  1. Yahoo! Finance – http://finance.yahoo.co.uk/ for the UK version. Yahoo! Finance gives an overview of quoted companies on the major stock exchanges around the world. Information includes current share price information, downloadable historical share price figures, charts, recent news, company profiles and director dealings.
  2. Make use of the file format search available in Google, Yahoo, Live and Exalead (but not Ask). Use the advanced search screens, the filetype: command in Google, Exalead and Live, or originurlextension: in Yahoo. For example filetype:ppt . Search for ppt or pdf when looking for presentations; PDF for government, official and industry/market reports; xls for spreadsheets containing statistical data; and rss or xml to locate RSS feeds.
  3. Looking for papers by an academic? Find out where they currently work, or have worked in the past, and conduct a site search to see if any of their articles are in an institutional repository.
  4. People are an invaluable source of information and help. Join discussion lists to tap into their knowledge, for example JISCmail at http://www.jiscmail.ac.uk/ has a wide selection of lists covering many different topics.
  5. Use the site or domain search to look for difficult to find information on a particular web site, or to limit your search to types of organisation for example gov.uk for UK government or ac.uk for UK academic pages. Use the advanced search screens of the search engines or the site: command for example site:statistics.gov.uk car ownership.
  6. Make more use of the advanced search screen options including intitle, inurl and search engine specific features. For example Google’s numeric range search and Exalead’s phonetic and approximate spelling options.
  7. Combine commands in the main search box for more complex search strategies, for example: carbon emissions trading ~forecasts site:gov.uk 2012..2015 filetype:xls OR filetype:pdf
  8. Use the link commands to find pages that link to a known page or web site. This usually helps you find pages of similar content and type. Live.com’s link commands have been de-activated but Yahoo’s still work. To find pages that link to a specific page on a site use link: followed by the full URL of the page, for example link:http://www.rba.co.uk/sources/stats.htm . To find pages that link to anywhere on a site use linkdomain: followed by the domain, for example linkdomain:rba.co.uk. Live.com’s linkfromdomain command, which is still working, lists all the external links on a site, for examle linkfromdomain:rba.co.uk

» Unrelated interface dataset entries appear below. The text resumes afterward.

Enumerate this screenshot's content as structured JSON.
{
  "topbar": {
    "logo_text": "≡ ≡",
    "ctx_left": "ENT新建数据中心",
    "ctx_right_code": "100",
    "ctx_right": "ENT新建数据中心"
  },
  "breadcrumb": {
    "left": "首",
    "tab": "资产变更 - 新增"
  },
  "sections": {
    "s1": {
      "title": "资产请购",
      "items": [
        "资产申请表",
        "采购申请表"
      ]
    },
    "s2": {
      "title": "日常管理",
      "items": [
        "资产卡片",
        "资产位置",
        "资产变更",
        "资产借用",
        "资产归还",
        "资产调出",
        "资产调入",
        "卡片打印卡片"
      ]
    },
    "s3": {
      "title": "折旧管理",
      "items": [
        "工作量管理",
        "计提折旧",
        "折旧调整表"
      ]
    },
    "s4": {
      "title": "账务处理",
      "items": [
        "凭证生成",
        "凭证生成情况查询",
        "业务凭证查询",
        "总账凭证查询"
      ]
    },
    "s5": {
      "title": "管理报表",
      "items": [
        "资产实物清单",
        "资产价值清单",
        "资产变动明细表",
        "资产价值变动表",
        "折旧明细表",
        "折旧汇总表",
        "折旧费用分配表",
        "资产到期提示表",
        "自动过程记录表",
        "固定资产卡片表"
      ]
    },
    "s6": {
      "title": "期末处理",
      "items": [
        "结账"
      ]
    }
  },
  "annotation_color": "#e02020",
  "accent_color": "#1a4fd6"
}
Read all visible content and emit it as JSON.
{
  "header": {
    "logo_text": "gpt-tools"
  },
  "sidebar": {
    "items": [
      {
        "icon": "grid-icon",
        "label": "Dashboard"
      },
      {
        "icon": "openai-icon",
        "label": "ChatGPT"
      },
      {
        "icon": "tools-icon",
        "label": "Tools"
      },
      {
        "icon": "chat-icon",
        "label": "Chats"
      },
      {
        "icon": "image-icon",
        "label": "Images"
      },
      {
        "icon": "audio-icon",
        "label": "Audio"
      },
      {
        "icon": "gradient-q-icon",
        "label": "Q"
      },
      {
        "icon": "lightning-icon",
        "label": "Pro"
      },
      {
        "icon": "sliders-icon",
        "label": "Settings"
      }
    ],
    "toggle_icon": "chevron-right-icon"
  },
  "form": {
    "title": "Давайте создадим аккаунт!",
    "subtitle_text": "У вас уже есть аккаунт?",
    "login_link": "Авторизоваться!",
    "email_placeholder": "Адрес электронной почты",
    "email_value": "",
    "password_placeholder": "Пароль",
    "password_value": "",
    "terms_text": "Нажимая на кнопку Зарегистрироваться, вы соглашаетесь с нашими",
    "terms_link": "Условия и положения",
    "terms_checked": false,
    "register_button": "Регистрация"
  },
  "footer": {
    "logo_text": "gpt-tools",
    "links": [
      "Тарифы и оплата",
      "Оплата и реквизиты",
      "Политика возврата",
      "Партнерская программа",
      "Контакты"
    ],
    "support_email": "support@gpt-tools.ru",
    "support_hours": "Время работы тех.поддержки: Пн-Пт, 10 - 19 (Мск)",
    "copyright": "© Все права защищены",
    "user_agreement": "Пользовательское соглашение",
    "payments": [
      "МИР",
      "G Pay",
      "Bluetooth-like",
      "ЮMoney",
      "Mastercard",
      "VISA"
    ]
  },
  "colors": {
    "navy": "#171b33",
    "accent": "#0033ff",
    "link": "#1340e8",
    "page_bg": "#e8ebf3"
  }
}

  9. View the search engines’ cached copies of pages to highlight and locate your search terms in long documents.
  10. Try the Wayback Machine at http://www.archive.org/ for lost pages, documents or sites.